Dear Jeanne and Leonard: When my brother “Bob” was in college, his girlfriend got pregnant, and their baby was put up for adoption. The child, “Christine,” was raised by a loving and wealthy family and became a successful businesswoman. Only in the past few years have she and my brother been in touch. In the meantime, Bob married another woman, with whom he’s had no children. Recently Bob prepared a will for our 90-year-old mother. It states that he and I are to inherit Mom’s home and that, in the event that we don’t outlive her, our children are to receive our shares (I have two daughters). This doesn’t seem right. Christine has already inherited gobs of money from her adoptive grandparents, and will inherit more from her parents. Meanwhile, my daughters and I have very little. If my brother wants to leave his own money to his daughter, that’s his business. But isn’t it wrong for Christine, who’s had almost no contact with my mother, to be a major beneficiary in Mom’s will?
– Rachel, Northern California
Dear Rachel: It’s certainly wrong if your mother doesn’t want Christine to be a beneficiary. So the question is: Does your elderly mother fully understand the terms of her will?
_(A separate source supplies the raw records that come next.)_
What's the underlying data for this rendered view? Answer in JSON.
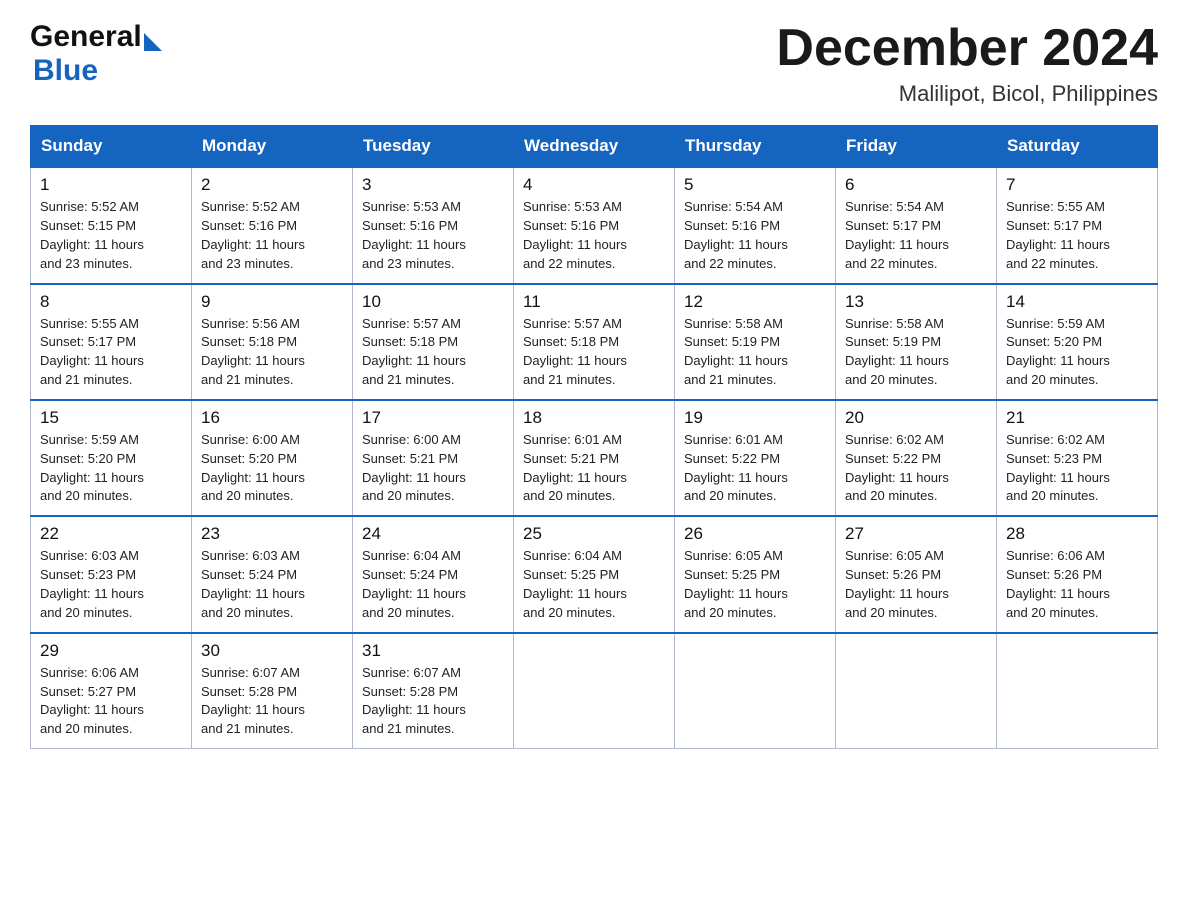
{
  "header": {
    "logo_general": "General",
    "logo_blue": "Blue",
    "month_title": "December 2024",
    "location": "Malilipot, Bicol, Philippines"
  },
  "days_of_week": [
    "Sunday",
    "Monday",
    "Tuesday",
    "Wednesday",
    "Thursday",
    "Friday",
    "Saturday"
  ],
  "weeks": [
    [
      {
        "day": "1",
        "sunrise": "5:52 AM",
        "sunset": "5:15 PM",
        "daylight": "11 hours and 23 minutes."
      },
      {
        "day": "2",
        "sunrise": "5:52 AM",
        "sunset": "5:16 PM",
        "daylight": "11 hours and 23 minutes."
      },
      {
        "day": "3",
        "sunrise": "5:53 AM",
        "sunset": "5:16 PM",
        "daylight": "11 hours and 23 minutes."
      },
      {
        "day": "4",
        "sunrise": "5:53 AM",
        "sunset": "5:16 PM",
        "daylight": "11 hours and 22 minutes."
      },
      {
        "day": "5",
        "sunrise": "5:54 AM",
        "sunset": "5:16 PM",
        "daylight": "11 hours and 22 minutes."
      },
      {
        "day": "6",
        "sunrise": "5:54 AM",
        "sunset": "5:17 PM",
        "daylight": "11 hours and 22 minutes."
      },
      {
        "day": "7",
        "sunrise": "5:55 AM",
        "sunset": "5:17 PM",
        "daylight": "11 hours and 22 minutes."
      }
    ],
    [
      {
        "day": "8",
        "sunrise": "5:55 AM",
        "sunset": "5:17 PM",
        "daylight": "11 hours and 21 minutes."
      },
      {
        "day": "9",
        "sunrise": "5:56 AM",
        "sunset": "5:18 PM",
        "daylight": "11 hours and 21 minutes."
      },
      {
        "day": "10",
        "sunrise": "5:57 AM",
        "sunset": "5:18 PM",
        "daylight": "11 hours and 21 minutes."
      },
      {
        "day": "11",
        "sunrise": "5:57 AM",
        "sunset": "5:18 PM",
        "daylight": "11 hours and 21 minutes."
      },
      {
        "day": "12",
        "sunrise": "5:58 AM",
        "sunset": "5:19 PM",
        "daylight": "11 hours and 21 minutes."
      },
      {
        "day": "13",
        "sunrise": "5:58 AM",
        "sunset": "5:19 PM",
        "daylight": "11 hours and 20 minutes."
      },
      {
        "day": "14",
        "sunrise": "5:59 AM",
        "sunset": "5:20 PM",
        "daylight": "11 hours and 20 minutes."
      }
    ],
    [
      {
        "day": "15",
        "sunrise": "5:59 AM",
        "sunset": "5:20 PM",
        "daylight": "11 hours and 20 minutes."
      },
      {
        "day": "16",
        "sunrise": "6:00 AM",
        "sunset": "5:20 PM",
        "daylight": "11 hours and 20 minutes."
      },
      {
        "day": "17",
        "sunrise": "6:00 AM",
        "sunset": "5:21 PM",
        "daylight": "11 hours and 20 minutes."
      },
      {
        "day": "18",
        "sunrise": "6:01 AM",
        "sunset": "5:21 PM",
        "daylight": "11 hours and 20 minutes."
      },
      {
        "day": "19",
        "sunrise": "6:01 AM",
        "sunset": "5:22 PM",
        "daylight": "11 hours and 20 minutes."
      },
      {
        "day": "20",
        "sunrise": "6:02 AM",
        "sunset": "5:22 PM",
        "daylight": "11 hours and 20 minutes."
      },
      {
        "day": "21",
        "sunrise": "6:02 AM",
        "sunset": "5:23 PM",
        "daylight": "11 hours and 20 minutes."
      }
    ],
    [
      {
        "day": "22",
        "sunrise": "6:03 AM",
        "sunset": "5:23 PM",
        "daylight": "11 hours and 20 minutes."
      },
      {
        "day": "23",
        "sunrise": "6:03 AM",
        "sunset": "5:24 PM",
        "daylight": "11 hours and 20 minutes."
      },
      {
        "day": "24",
        "sunrise": "6:04 AM",
        "sunset": "5:24 PM",
        "daylight": "11 hours and 20 minutes."
      },
      {
        "day": "25",
        "sunrise": "6:04 AM",
        "sunset": "5:25 PM",
        "daylight": "11 hours and 20 minutes."
      },
      {
        "day": "26",
        "sunrise": "6:05 AM",
        "sunset": "5:25 PM",
        "daylight": "11 hours and 20 minutes."
      },
      {
        "day": "27",
        "sunrise": "6:05 AM",
        "sunset": "5:26 PM",
        "daylight": "11 hours and 20 minutes."
      },
      {
        "day": "28",
        "sunrise": "6:06 AM",
        "sunset": "5:26 PM",
        "daylight": "11 hours and 20 minutes."
      }
    ],
    [
      {
        "day": "29",
        "sunrise": "6:06 AM",
        "sunset": "5:27 PM",
        "daylight": "11 hours and 20 minutes."
      },
      {
        "day": "30",
        "sunrise": "6:07 AM",
        "sunset": "5:28 PM",
        "daylight": "11 hours and 21 minutes."
      },
      {
        "day": "31",
        "sunrise": "6:07 AM",
        "sunset": "5:28 PM",
        "daylight": "11 hours and 21 minutes."
      },
      null,
      null,
      null,
      null
    ]
  ],
  "labels": {
    "sunrise": "Sunrise:",
    "sunset": "Sunset:",
    "daylight": "Daylight:"
  }
}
If not, or if your brother pressured her to include Christine, then you have every reason to object to the bequest.
However, even if the will accurately represents your mother’s wishes, we encourage you to explain to her why you feel she should not be leaving a 50 percent stake in her home to Christine. You make a good case for why the scale of the bequest is inappropriate, and we hope your mother listens.
Dear Jeanne and Leonard: A wealthy friend of mine supports his son “Alex” and Alex’s family of four. Alex is a would-be screenwriter who for years has been claiming that this studio or that studio is about to pay him a fortune for one of his scripts. Meanwhile, our friend makes Alex’s mortgage and car payments (a BMW, of course), sends his children to private schools and “lends” Alex the money he needs to live like a king. Recently, I overheard Alex tell his father that he needed money to pay the satellite radio bill for his car, and I joked to my friend, “Is there anything that kid can live without?” Instead of laughing, my friend became furious. So I apologized just to calm him down.
But I’m wondering: Is there anything really wrong with pointing out to a friend that his son is taking advantage of him financially?
– C.C., Los Angeles
Dear C.C.: You’re right – there’s nothing wrong with explaining to a good friend why you fear a relative is taking advantage of him. But that’s not what you did. What you did was take a shot at your friend’s son.
That your observation was spot-on doesn’t get you off the hook. Instead of expressing concern or offering your friend counsel, you simply snickered at his son’s lack of character. And in doing so, you snickered at your friend as well, for bankrolling the guy. So you were right to apologize. Too bad you weren’t sincere.
Dear Jeanne and Leonard: Our son-in-law is a complete loser, and I want to give our daughter some money to keep in her name only – money to be kept hidden from him. My husband says I’m only looking for trouble. What do you say?
– Olivia in Oregon
Dear Olivia: We’d say your husband is an optimist. You’re not just looking for trouble; by encouraging your daughter to hide money from her husband, you’re creating it.
If you believe financial problems are in your daughter’s future, by all means be prepared to cover her back. But don’t insist that she conceal from her spouse a big check from you. You’ll only be putting her in a position where she has to decide between betraying her husband’s trust or yours.
Please email your questions about money and relationships to Questions@MoneyManners.net.